Tong Wenmin's performance can be roughly divided into two directions: the white cube/indoor space - in which the audience participates in her live performance; and the personal body works that occur in the public social space. The exhibited 2016 series “Factory Plan” is her most definitive work in recent years. It refers to the shift of the artist's focus – from emphasizing the individual as well as introspective physical and emotional expressions, to more proactive attempts to incite different, real social situations through her individual actions while still remaining the consistent to her poetry and honesty. A body with consciousness and warmth, and a body that is unwilling to be disciplined or classified can be considered an escape from discipline. Of course, the work has just started, and the originality (localization) of body expression, or perhaps the more ambitious active construction through Asian perspective, may be what we all hope to achieve. Let’s just talk about the cultural construction in depth next time.
 Debord, Guy . La Société du spectacle, translated by Zhaofeng Wang, Nanjing: Nanjing University Press, 2007. Print.

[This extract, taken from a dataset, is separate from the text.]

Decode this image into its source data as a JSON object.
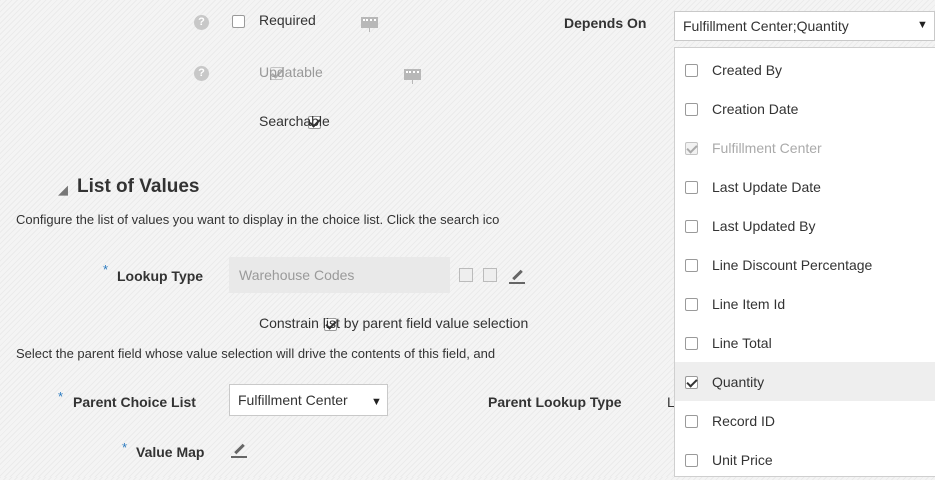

 Goodman, Nelson. Ways of Worldmaking, translated by Zhichuang Ji, Shanghai: Shanghai Translation Publishing House, 2008. Print.
Ibid., 2008. Print.
Sontag, Susan. “Happenings: An Art of Radical Juxtaposition”, Against Interpretation, translated by Wei Cheng (Ed., 2) , Shanghai: Shanghai Translation Publishing House, 2008. Print.
Allan Kaprow. “The Legacy of Jackson Pollock”, ARTnews, 1958.
 Manifesto of Gutai Group written by Japanese artist Jiro Yoshihara at December in 1956.
Teh, David. “Charisma and Withdrawal in Thai Contemporary Art”, Active Withdrawal: Weak Institutionalism and the Institutionalization of Art Practice (ed. Biljana Ciric and Nikita Yingqian Cai; in Chinese), catalogue essay for Alternatives to Ritual at Times Museum of Art, Guangdong, forthcoming, 2016. Print.
 Bourriaud, Nicolas. Relational Aesthetics, translated by Jianhong Huang, Beijing: Gold Wall Press, 2017. Print.
”Thunder”: since 1977, they came to the mountain of Soraku district in Kyoto every summer per camping 2 to 3 months. The set up a pyramid more than 20 meters by using hundreds of log at the same position. It is said that there used to be a lot of lightning in the mountains during summer, and The Play wished that the pyramid was struck by lightning, and left with charred wood. In 1986 The Play declared that the project has failed because the pyramid had not been struck by lightning for a decade.
 Kuroda, Raiji. “Art and Action in Postwar Japan: From Reportage Painting to the Expo Destruction Group”, translated by Huijun Lin (Taiwan), Volume 47, Art Critique of Taiwan, 2011. Print.